Prompt –
Only the number is wanted: how many lines of the data contain "from"?

Study material –

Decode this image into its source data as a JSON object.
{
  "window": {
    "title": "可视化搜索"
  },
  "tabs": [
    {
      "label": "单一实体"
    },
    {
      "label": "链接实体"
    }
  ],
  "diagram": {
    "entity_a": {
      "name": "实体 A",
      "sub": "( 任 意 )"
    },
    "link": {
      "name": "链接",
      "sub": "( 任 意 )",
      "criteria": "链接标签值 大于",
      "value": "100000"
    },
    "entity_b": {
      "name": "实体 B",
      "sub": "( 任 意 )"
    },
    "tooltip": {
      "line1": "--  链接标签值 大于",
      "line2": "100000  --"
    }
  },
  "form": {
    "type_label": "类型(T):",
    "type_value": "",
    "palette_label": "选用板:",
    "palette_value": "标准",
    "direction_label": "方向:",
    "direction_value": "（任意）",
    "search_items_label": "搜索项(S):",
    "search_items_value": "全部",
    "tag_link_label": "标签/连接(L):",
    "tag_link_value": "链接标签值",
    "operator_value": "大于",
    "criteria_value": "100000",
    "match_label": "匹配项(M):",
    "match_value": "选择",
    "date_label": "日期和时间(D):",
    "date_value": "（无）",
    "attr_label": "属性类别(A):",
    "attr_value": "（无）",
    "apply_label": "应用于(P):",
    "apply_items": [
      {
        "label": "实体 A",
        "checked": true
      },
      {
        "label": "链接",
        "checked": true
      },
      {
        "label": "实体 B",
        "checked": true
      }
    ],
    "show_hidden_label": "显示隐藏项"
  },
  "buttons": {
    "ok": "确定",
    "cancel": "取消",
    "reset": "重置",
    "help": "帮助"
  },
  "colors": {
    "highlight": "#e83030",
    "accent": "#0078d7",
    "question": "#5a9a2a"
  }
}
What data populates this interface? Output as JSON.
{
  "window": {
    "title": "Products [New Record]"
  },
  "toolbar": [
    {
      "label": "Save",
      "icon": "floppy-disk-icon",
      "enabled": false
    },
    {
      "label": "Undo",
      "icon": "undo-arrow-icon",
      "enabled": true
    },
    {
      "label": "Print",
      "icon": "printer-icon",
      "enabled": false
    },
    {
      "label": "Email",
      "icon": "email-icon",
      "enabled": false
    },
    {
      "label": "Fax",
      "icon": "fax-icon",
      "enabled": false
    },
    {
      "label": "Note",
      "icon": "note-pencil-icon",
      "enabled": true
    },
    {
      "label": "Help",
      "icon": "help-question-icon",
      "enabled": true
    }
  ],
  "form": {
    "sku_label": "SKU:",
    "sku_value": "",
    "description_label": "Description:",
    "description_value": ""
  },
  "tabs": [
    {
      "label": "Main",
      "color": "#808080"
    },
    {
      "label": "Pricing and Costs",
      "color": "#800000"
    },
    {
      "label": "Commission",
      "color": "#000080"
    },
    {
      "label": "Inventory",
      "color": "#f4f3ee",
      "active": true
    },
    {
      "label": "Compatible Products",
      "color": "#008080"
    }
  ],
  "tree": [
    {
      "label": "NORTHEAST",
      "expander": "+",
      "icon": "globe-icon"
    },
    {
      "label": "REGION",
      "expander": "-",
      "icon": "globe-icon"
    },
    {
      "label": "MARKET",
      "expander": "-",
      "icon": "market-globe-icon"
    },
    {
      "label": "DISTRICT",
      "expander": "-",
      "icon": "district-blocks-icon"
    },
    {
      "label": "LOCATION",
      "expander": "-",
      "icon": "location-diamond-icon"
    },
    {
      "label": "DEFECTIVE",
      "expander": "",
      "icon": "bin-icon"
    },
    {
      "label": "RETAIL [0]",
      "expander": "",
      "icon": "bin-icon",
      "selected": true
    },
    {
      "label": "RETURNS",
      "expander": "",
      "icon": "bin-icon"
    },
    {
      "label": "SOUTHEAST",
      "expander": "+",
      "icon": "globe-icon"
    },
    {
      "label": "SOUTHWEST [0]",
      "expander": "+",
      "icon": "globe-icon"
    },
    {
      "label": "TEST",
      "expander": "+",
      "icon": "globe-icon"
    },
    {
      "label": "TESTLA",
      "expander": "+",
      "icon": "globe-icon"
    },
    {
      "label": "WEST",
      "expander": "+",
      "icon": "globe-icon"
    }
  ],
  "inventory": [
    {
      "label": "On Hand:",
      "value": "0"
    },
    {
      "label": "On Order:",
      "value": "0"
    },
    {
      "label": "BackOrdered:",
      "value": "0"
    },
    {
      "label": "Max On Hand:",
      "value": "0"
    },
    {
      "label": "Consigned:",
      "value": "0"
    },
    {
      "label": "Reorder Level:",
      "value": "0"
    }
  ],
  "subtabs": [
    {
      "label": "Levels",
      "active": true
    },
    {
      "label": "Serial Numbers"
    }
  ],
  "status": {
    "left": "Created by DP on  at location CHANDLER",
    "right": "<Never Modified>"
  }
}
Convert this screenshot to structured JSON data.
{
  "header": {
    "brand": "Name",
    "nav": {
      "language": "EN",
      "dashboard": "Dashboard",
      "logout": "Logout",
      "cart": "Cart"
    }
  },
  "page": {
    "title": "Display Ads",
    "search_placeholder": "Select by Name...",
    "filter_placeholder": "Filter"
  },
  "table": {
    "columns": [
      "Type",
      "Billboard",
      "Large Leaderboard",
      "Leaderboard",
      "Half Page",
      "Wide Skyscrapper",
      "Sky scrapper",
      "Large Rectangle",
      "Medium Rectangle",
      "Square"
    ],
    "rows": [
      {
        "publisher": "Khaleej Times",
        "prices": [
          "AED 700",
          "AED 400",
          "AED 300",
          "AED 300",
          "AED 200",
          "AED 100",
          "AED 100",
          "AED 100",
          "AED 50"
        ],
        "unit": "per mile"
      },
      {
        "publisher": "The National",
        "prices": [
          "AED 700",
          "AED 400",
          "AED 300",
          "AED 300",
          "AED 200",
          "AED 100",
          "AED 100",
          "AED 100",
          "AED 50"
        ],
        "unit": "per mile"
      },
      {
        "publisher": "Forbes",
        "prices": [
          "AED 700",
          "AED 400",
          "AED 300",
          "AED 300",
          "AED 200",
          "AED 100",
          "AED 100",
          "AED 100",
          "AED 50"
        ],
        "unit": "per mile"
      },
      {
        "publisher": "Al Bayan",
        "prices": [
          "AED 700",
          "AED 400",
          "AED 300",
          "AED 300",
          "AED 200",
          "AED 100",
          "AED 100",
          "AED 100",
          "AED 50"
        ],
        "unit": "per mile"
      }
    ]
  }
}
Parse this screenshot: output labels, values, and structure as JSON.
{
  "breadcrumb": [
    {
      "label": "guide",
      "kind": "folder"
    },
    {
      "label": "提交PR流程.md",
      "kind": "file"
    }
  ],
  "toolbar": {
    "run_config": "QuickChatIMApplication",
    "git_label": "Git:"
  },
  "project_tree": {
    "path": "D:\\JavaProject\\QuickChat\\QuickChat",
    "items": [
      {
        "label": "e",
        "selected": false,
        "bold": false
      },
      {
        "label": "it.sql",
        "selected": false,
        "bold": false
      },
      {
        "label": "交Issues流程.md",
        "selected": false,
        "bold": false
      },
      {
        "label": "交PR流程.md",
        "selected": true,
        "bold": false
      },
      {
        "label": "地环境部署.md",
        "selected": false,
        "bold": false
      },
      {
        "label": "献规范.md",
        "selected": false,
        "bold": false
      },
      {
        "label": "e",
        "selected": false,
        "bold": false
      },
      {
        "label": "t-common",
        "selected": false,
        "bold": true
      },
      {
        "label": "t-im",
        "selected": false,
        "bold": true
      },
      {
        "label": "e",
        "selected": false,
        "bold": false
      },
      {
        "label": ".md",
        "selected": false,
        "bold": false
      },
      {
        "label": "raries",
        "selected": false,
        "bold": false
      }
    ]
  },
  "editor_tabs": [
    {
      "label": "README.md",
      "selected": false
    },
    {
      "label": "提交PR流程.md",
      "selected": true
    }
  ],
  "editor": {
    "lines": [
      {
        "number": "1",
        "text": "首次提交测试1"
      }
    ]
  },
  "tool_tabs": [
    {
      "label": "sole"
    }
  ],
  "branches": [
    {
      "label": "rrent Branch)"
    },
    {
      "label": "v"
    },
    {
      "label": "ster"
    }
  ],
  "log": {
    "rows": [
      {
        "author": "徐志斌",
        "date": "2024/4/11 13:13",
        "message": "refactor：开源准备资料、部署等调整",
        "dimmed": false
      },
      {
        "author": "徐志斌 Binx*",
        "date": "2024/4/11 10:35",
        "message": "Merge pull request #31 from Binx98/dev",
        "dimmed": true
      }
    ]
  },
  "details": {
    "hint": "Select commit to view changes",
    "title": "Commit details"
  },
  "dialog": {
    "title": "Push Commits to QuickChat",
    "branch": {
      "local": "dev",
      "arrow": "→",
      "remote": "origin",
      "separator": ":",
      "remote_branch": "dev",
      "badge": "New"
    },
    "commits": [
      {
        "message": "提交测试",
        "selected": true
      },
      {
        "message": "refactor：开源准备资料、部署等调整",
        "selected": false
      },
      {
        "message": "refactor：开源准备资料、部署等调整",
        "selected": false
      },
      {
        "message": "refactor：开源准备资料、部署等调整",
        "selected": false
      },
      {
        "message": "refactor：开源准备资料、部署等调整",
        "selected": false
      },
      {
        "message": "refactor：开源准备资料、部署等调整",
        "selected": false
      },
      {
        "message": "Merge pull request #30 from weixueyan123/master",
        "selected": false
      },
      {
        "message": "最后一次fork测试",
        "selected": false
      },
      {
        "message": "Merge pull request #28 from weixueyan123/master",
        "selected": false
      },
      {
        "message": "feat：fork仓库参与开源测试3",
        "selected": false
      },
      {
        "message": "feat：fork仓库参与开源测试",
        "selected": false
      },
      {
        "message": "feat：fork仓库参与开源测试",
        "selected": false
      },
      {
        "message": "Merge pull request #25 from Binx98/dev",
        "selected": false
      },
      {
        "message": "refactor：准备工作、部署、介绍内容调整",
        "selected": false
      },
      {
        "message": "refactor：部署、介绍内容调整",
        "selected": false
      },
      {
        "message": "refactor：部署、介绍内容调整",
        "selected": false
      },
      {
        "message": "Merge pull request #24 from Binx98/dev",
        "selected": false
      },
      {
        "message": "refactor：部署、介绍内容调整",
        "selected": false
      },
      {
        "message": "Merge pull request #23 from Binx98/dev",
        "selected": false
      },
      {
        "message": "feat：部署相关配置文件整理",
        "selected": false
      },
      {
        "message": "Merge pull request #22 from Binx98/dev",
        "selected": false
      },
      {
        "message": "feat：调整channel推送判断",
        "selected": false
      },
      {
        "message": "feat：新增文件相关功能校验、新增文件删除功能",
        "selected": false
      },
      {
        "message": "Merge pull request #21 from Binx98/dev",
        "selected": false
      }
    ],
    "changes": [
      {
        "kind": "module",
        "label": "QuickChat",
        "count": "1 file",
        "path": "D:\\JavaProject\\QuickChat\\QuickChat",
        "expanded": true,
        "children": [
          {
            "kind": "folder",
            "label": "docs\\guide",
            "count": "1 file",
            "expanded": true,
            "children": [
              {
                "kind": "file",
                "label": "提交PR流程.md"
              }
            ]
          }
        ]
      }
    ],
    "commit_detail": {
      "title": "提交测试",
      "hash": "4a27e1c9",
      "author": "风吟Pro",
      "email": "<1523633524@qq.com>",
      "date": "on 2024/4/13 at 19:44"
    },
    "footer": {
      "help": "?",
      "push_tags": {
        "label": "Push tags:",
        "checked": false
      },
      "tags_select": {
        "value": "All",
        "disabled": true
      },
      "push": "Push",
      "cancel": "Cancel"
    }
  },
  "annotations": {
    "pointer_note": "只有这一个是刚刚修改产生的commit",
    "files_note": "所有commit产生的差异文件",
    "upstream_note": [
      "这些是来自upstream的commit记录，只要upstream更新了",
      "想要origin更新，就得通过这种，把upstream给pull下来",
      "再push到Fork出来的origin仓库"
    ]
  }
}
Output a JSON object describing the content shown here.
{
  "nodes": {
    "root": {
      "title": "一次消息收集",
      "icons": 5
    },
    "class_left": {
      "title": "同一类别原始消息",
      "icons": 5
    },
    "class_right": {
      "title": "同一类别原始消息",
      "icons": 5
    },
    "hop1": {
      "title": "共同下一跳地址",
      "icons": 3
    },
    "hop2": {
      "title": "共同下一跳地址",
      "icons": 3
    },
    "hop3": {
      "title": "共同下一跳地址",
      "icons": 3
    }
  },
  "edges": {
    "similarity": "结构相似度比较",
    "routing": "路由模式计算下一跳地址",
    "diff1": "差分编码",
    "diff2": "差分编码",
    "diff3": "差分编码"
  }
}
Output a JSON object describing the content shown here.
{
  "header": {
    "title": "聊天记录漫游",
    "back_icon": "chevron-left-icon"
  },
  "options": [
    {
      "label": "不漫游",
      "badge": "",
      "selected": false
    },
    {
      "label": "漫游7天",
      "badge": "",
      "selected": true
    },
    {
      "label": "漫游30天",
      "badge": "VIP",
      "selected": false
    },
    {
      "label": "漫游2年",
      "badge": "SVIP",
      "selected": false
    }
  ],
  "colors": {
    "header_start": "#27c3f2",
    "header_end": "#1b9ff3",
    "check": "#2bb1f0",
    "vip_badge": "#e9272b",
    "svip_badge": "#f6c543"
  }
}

Solution to the problem –
8